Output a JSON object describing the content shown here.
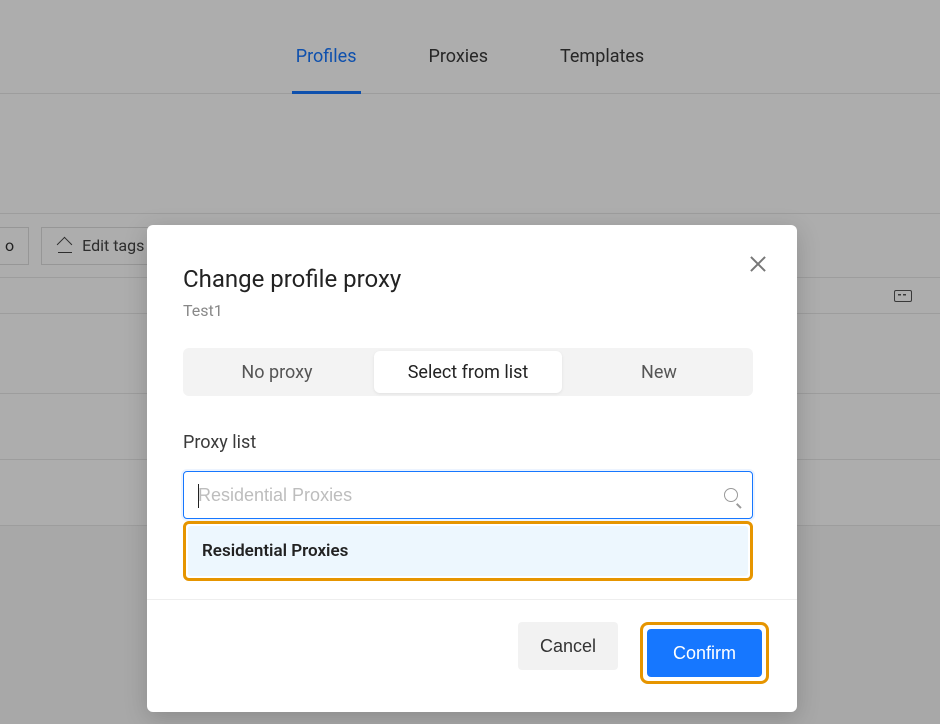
{
  "nav": {
    "tabs": [
      "Profiles",
      "Proxies",
      "Templates"
    ],
    "active_index": 0
  },
  "toolbar": {
    "frag_label": "o",
    "edit_tags_label": "Edit tags"
  },
  "modal": {
    "title": "Change profile proxy",
    "subtitle": "Test1",
    "segments": {
      "no_proxy": "No proxy",
      "select_from_list": "Select from list",
      "new": "New"
    },
    "section_label": "Proxy list",
    "search_placeholder": "Residential Proxies",
    "search_value": "",
    "dropdown": {
      "option_label": "Residential Proxies"
    },
    "buttons": {
      "cancel": "Cancel",
      "confirm": "Confirm"
    }
  },
  "icons": {
    "close": "close-icon",
    "search": "search-icon",
    "keyboard": "keyboard-icon",
    "edit": "edit-icon"
  },
  "colors": {
    "primary": "#1677ff",
    "highlight": "#e69500",
    "option_bg": "#edf7fe"
  }
}
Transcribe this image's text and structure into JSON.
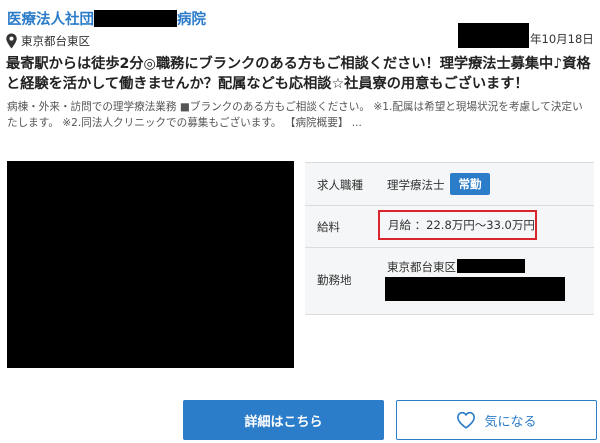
{
  "clinic": {
    "name_prefix": "医療法人社団",
    "name_suffix": "病院"
  },
  "location": {
    "icon": "map-pin-icon",
    "area": "東京都台東区"
  },
  "posted_date": "年10月18日",
  "headline": "最寄駅からは徒歩2分◎職務にブランクのある方もご相談ください！理学療法士募集中♪資格と経験を活かして働きませんか？配属なども応相談☆社員寮の用意もございます！",
  "description": "病棟・外来・訪問での理学療法業務 ■ブランクのある方もご相談ください。 ※1.配属は希望と現場状況を考慮して決定いたします。 ※2.同法人クリニックでの募集もございます。 【病院概要】 ...",
  "info": {
    "job_label": "求人職種",
    "job_value": "理学療法士",
    "employment_badge": "常勤",
    "salary_label": "給料",
    "salary_value": "月給 ：22.8万円〜33.0万円",
    "workplace_label": "勤務地",
    "workplace_value": "東京都台東区"
  },
  "buttons": {
    "detail": "詳細はこちら",
    "favorite": "気になる",
    "favorite_icon": "heart-icon"
  },
  "colors": {
    "accent": "#2b7cc9",
    "highlight_border": "#d9262c"
  }
}
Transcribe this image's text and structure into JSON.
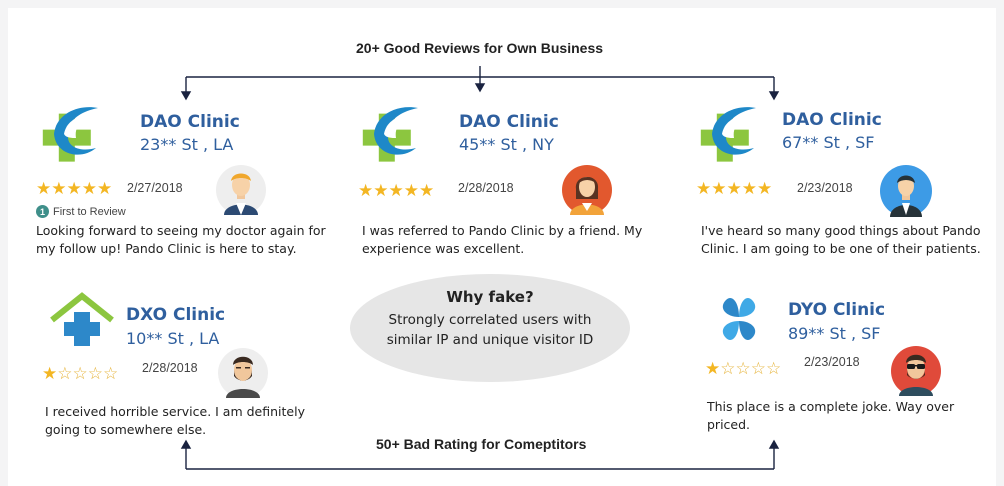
{
  "top_heading": "20+ Good Reviews for Own Business",
  "bottom_heading": "50+ Bad Rating for Comeptitors",
  "why_fake": {
    "title": "Why fake?",
    "line1": "Strongly correlated users with",
    "line2": "similar IP and unique visitor ID"
  },
  "good_reviews": [
    {
      "clinic": "DAO Clinic",
      "address": "23** St , LA",
      "stars": 5,
      "date": "2/27/2018",
      "badge": "First to Review",
      "text": "Looking forward to seeing my doctor again for my follow up! Pando Clinic is here to stay.",
      "avatar": "man-blond-avatar-icon"
    },
    {
      "clinic": "DAO Clinic",
      "address": "45** St , NY",
      "stars": 5,
      "date": "2/28/2018",
      "text": "I was referred to Pando Clinic by a friend. My experience was excellent.",
      "avatar": "woman-avatar-icon"
    },
    {
      "clinic": "DAO Clinic",
      "address": "67** St , SF",
      "stars": 5,
      "date": "2/23/2018",
      "text": "I've heard so many good things about Pando Clinic. I am going to be one of their patients.",
      "avatar": "man-suit-avatar-icon"
    }
  ],
  "bad_reviews": [
    {
      "clinic": "DXO Clinic",
      "address": "10** St , LA",
      "stars": 1,
      "date": "2/28/2018",
      "text": "I received horrible service. I am definitely going to somewhere else.",
      "avatar": "bearded-man-avatar-icon"
    },
    {
      "clinic": "DYO Clinic",
      "address": "89** St , SF",
      "stars": 1,
      "date": "2/23/2018",
      "text": "This place is a complete joke. Way over priced.",
      "avatar": "sunglasses-man-avatar-icon"
    }
  ],
  "colors": {
    "clinic_blue": "#2f5f9e",
    "star_gold": "#f3b623",
    "cross_green": "#8cc63f",
    "swoosh_blue": "#1e88c8",
    "ellipse_gray": "#e6e6e6"
  }
}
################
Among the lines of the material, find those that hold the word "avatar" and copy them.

• Exercise output:
      "avatar": "man-blond-avatar-icon"
      "avatar": "woman-avatar-icon"
      "avatar": "man-suit-avatar-icon"
      "avatar": "bearded-man-avatar-icon"
      "avatar": "sunglasses-man-avatar-icon"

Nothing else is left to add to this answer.